PROBLEM DESCRIPTION
Start to finish, return the listing exactly as written.
-.-.-
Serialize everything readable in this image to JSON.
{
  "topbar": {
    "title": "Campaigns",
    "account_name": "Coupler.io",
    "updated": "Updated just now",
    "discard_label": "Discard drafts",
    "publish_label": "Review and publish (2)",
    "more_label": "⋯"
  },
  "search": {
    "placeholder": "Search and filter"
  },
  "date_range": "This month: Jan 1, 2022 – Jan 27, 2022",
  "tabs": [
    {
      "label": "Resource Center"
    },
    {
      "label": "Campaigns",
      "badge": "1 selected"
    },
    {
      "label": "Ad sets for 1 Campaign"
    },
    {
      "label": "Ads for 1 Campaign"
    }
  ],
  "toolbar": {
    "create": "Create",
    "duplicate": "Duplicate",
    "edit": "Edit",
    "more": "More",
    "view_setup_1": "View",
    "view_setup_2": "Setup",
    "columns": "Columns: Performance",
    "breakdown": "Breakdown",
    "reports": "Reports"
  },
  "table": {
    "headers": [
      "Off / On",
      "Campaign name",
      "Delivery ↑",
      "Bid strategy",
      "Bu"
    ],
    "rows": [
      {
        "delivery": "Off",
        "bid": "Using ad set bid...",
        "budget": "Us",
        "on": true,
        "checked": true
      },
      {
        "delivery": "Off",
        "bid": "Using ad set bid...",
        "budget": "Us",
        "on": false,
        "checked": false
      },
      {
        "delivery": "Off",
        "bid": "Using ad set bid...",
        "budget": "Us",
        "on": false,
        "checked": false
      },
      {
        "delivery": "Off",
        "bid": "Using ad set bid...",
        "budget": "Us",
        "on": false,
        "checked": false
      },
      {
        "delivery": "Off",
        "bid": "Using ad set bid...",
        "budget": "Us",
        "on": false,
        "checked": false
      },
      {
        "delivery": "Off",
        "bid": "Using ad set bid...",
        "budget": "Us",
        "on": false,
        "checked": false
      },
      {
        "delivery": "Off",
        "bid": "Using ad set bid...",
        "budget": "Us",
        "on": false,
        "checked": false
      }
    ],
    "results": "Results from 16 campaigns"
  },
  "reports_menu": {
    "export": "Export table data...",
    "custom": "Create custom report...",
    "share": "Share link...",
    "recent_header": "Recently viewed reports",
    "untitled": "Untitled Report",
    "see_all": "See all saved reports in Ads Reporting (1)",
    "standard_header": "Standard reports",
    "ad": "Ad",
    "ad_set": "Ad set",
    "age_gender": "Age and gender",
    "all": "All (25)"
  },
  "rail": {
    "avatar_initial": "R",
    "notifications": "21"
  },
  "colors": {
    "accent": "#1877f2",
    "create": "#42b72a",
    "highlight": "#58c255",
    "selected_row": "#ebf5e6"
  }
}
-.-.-
RESULT OF THIS EXERCISE
Serialize everything readable in this image to JSON.
{
  "topbar": {
    "title": "Campaigns",
    "account_name": "Coupler.io",
    "updated": "Updated just now",
    "discard_label": "Discard drafts",
    "publish_label": "Review and publish (2)",
    "more_label": "⋯"
  },
  "search": {
    "placeholder": "Search and filter"
  },
  "date_range": "This month: Jan 1, 2022 – Jan 27, 2022",
  "tabs": [
    {
      "label": "Resource Center"
    },
    {
      "label": "Campaigns",
      "badge": "1 selected"
    },
    {
      "label": "Ad sets for 1 Campaign"
    },
    {
      "label": "Ads for 1 Campaign"
    }
  ],
  "toolbar": {
    "create": "Create",
    "duplicate": "Duplicate",
    "edit": "Edit",
    "more": "More",
    "view_setup_1": "View",
    "view_setup_2": "Setup",
    "columns": "Columns: Performance",
    "breakdown": "Breakdown",
    "reports": "Reports"
  },
  "table": {
    "headers": [
      "Off / On",
      "Campaign name",
      "Delivery ↑",
      "Bid strategy",
      "Bu"
    ],
    "rows": [
      {
        "delivery": "Off",
        "bid": "Using ad set bid...",
        "budget": "Us",
        "on": true,
        "checked": true
      },
      {
        "delivery": "Off",
        "bid": "Using ad set bid...",
        "budget": "Us",
        "on": false,
        "checked": false
      },
      {
        "delivery": "Off",
        "bid": "Using ad set bid...",
        "budget": "Us",
        "on": false,
        "checked": false
      },
      {
        "delivery": "Off",
        "bid": "Using ad set bid...",
        "budget": "Us",
        "on": false,
        "checked": false
      },
      {
        "delivery": "Off",
        "bid": "Using ad set bid...",
        "budget": "Us",
        "on": false,
        "checked": false
      },
      {
        "delivery": "Off",
        "bid": "Using ad set bid...",
        "budget": "Us",
        "on": false,
        "checked": false
      },
      {
        "delivery": "Off",
        "bid": "Using ad set bid...",
        "budget": "Us",
        "on": false,
        "checked": false
      }
    ],
    "results": "Results from 16 campaigns"
  },
  "reports_menu": {
    "export": "Export table data...",
    "custom": "Create custom report...",
    "share": "Share link...",
    "recent_header": "Recently viewed reports",
    "untitled": "Untitled Report",
    "see_all": "See all saved reports in Ads Reporting (1)",
    "standard_header": "Standard reports",
    "ad": "Ad",
    "ad_set": "Ad set",
    "age_gender": "Age and gender",
    "all": "All (25)"
  },
  "rail": {
    "avatar_initial": "R",
    "notifications": "21"
  },
  "colors": {
    "accent": "#1877f2",
    "create": "#42b72a",
    "highlight": "#58c255",
    "selected_row": "#ebf5e6"
  }
}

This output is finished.